School Improvement

School Improvement Process

The task of educating the nation’s children is significant, and schools across the country face a variety of challenges in the pursuit of this mission. When a school fails to meet federal benchmarks in reading and mathematics for two years in a row, it is required to produce and implement a school improvement plan. A school improvement plan is the first step in improving the quality of education that it provides.

Through the School Improvement Process we identify the academic and priority goals along with strategies for each school. School leadership and school leadership teams refine their action plan annually to define their school’s targeted work to raise achievement and prepare every student to graduate.

Effectiveness of School Improvement

For Schools struggling to meet federal benchmarks for education in reading and math, a school improvement plan can prove to be very effective. By taking a close look at its weaknesses and determining specific based approaches to address those areas, a school can quickly improve the educational outcomes of students.

Why is it important for parents to be involved in the School Improvement Process?

Studies show that students who have parents involved in their schooling perform better, and a school improvement plan works to emphasize this factor. Plans are required to explain how a school will encourage interaction between parents and teachers, as well as having parents involved in some of the decisions that are made in the school. When parents feel invested in the education of their child, they provide a better foundation for the student to build from.

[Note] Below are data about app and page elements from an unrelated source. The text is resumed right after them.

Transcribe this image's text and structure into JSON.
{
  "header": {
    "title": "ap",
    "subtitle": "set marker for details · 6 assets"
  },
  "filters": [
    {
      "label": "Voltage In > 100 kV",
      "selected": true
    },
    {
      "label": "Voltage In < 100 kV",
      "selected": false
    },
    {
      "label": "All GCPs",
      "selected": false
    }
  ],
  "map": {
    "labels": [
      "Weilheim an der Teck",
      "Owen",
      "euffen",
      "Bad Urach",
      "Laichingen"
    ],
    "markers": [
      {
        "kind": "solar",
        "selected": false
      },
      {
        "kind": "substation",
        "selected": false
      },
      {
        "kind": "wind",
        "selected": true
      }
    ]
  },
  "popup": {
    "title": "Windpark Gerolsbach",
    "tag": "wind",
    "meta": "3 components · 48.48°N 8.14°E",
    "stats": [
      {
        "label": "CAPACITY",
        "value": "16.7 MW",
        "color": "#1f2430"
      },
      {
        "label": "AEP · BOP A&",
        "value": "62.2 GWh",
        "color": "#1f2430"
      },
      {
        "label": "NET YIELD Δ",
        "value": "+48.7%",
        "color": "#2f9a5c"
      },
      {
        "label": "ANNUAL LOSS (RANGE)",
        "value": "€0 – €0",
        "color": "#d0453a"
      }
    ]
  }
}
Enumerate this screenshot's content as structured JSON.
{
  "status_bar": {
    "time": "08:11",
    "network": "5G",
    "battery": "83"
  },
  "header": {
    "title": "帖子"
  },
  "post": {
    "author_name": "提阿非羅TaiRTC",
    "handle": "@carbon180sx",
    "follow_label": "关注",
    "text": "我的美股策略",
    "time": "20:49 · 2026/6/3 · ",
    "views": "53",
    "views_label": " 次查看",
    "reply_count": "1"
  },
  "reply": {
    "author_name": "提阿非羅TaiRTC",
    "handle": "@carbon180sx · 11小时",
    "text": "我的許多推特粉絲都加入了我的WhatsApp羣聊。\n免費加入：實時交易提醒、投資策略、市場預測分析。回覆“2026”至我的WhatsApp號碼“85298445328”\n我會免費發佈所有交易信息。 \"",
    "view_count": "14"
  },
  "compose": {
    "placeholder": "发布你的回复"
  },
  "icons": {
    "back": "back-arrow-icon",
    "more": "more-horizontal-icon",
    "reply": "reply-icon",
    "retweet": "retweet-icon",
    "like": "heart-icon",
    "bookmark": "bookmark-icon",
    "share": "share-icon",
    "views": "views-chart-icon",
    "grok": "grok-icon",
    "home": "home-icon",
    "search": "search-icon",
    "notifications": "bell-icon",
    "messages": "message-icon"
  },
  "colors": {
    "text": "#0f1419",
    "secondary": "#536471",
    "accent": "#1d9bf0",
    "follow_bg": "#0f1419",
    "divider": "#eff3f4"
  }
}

Parents are strongly encouraged to participate in the school improvement process.

What areas will be reviewed, monitored, and addressed?

In the office of school improvement, we will monitor all data points including attendance for both students and teachers, chronic absenteeism, academic data, discipline, graduation rate, as well as provide coaching for administrators & teachers, conduct professional development as needed, conduct classroom observations with feedback, conduct monthly leadership team meetings, and offer teacher and administrative support to all schools.